Well, I suppose I'll go ahead and introduce myself. I'm a second year graduate student, but this is my first semester as a tutor. I've been on the job two weeks now. At first, I'll admit that I was apprehensive about peer tutoring (is peer tutoring really peer tutoring, etc.), but the handful of sessions that I've had so far have been enormously enjoyable and rewarding. I think I'm sold. Still, I haven't a vast knowledge of writing center practice or theory yet. I know I'll learn more as the quarter progresses and even more from my actual tutoring sessions. Right now I'm focusing on such basics as listening and learning how to ask the right questions. Of course, neither of these skills are "basic," but they are skills I've long taken for granted--until now.

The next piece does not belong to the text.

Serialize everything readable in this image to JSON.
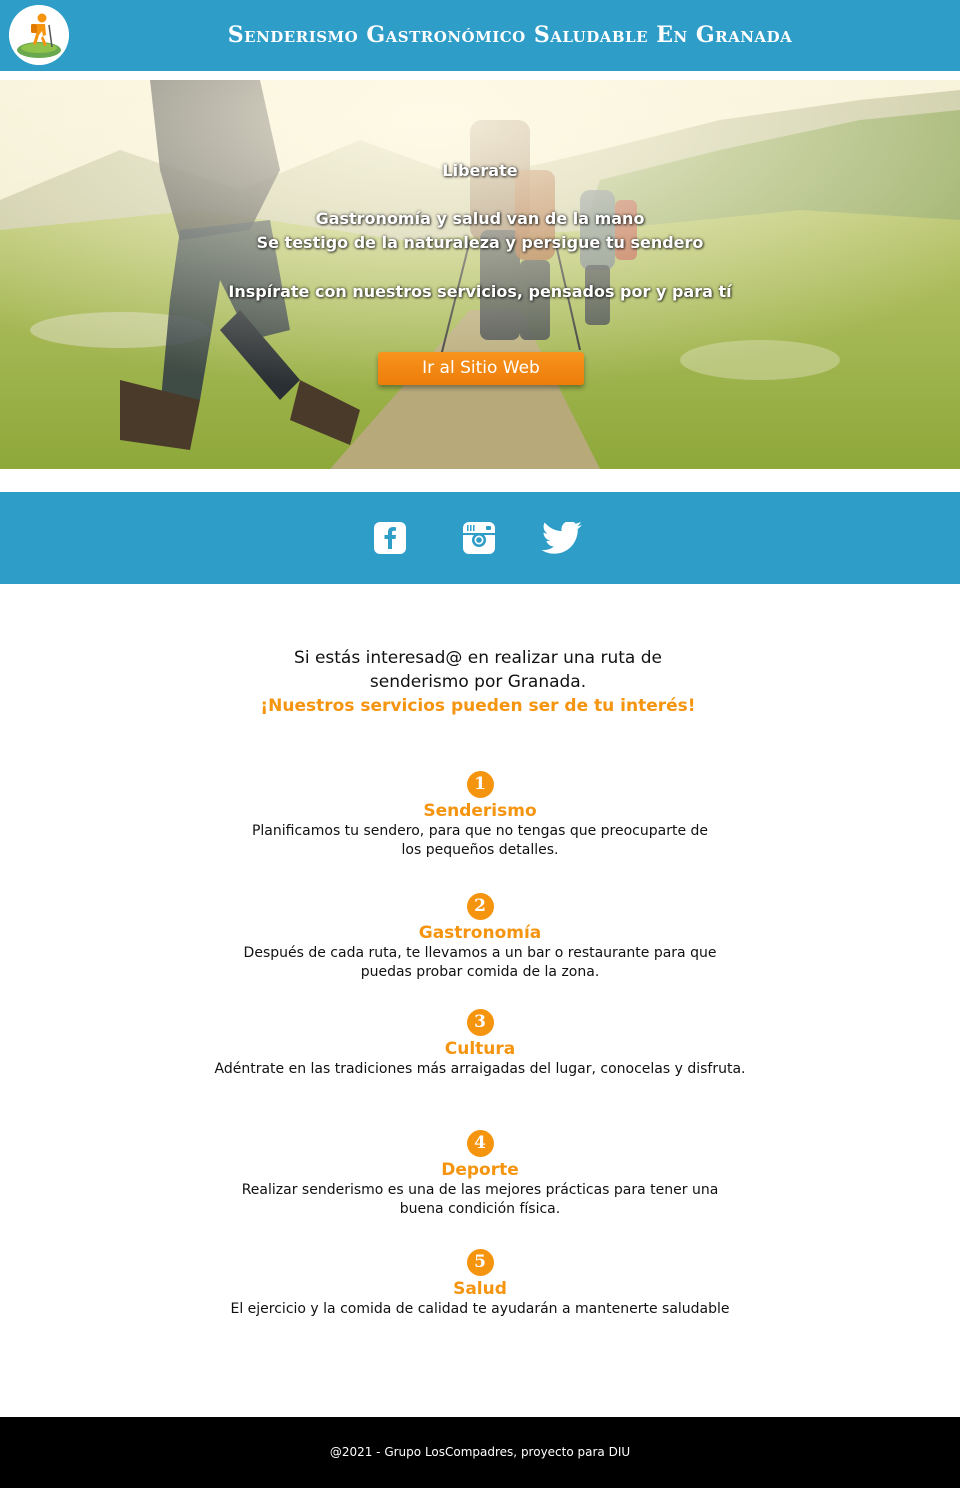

Last Spring Kathleen Shine Caine gave the keynote address at the Rocky Mountain Peer Tutoring Conference that we had the honor of hosting. In the address she talked about stories as a valid means of sharing and devleoping our work. Her point was that, yes, we do need more structured studies that give hard numbers, but we cannot ignore the annecdotal in our quest to become more respectable in academia. Until somebody else starts sharing here, I'm going to keep going on and on about how great that sharing can be.
I think people might be blocked. I made coffee for everyone this morning. It disappeared fast. Fall is definitely here.
Hey folks. I guess I'll break the ice so that Clint will hear something besides his own echo. We're in our second week of operation, and in this, our writing center's third year, we seem to have some early-semester traffic that we didn't have in previous semesters. Obviously, I'm excited about this fact. Currently, I'm struggling with issues of staff training. We have a small staff (4 students, a volunteer from the English faculty, and myself), and this is the second semester I've been unable to schedule any sort of staff meeting/training time. The individual schedules of our staff members simply didn't allow for it. Thus, I'm trying to figure out how to handle the challenge of training staff members individually without sacrificing either a desire for community or an inordinant amount of time within my own schedule. Fortunately, at this point, while business is greater than it has been in the past, there are still plenty of opportunities f…
It looks like we finally have some members of the blog besides me. In all I was thinking about what one could post here. Ultimately it could be anything to do with writing center work such as experiences, practices, things we learn etc. I would of course suggest that we adhere to a policy of not mentioning names since that violates a writer's privacy.
So with that in mind--the writing center has reached its first big rush for the semester. I always feel better when were busy since we aren't very busy at the beginning of the term--at least with meeting students one-on-one. Right now there is a murmur of work coming through the room to my office in the corner. I should make coffee for everyone.
Originally, Peer Centered was a real-time discussion. Since those conversations never took off, we decided to shift the emphasis away from real-time discussion to the web board. The web board, however, had only limited success. For this reason we decided to move to a blog format since many writing centers already keep their own shared journal, and might be a more apt way to share.
Elizabeth Boquet in Noise from the Writing Center devotes part of the penultimate chapter to exploring the surprising ways writing consultants/tutors wrote in their local Writing Center Journal. My hope is that we will be surprised, entertained, and educated by the latest incarnation of Peer Centered.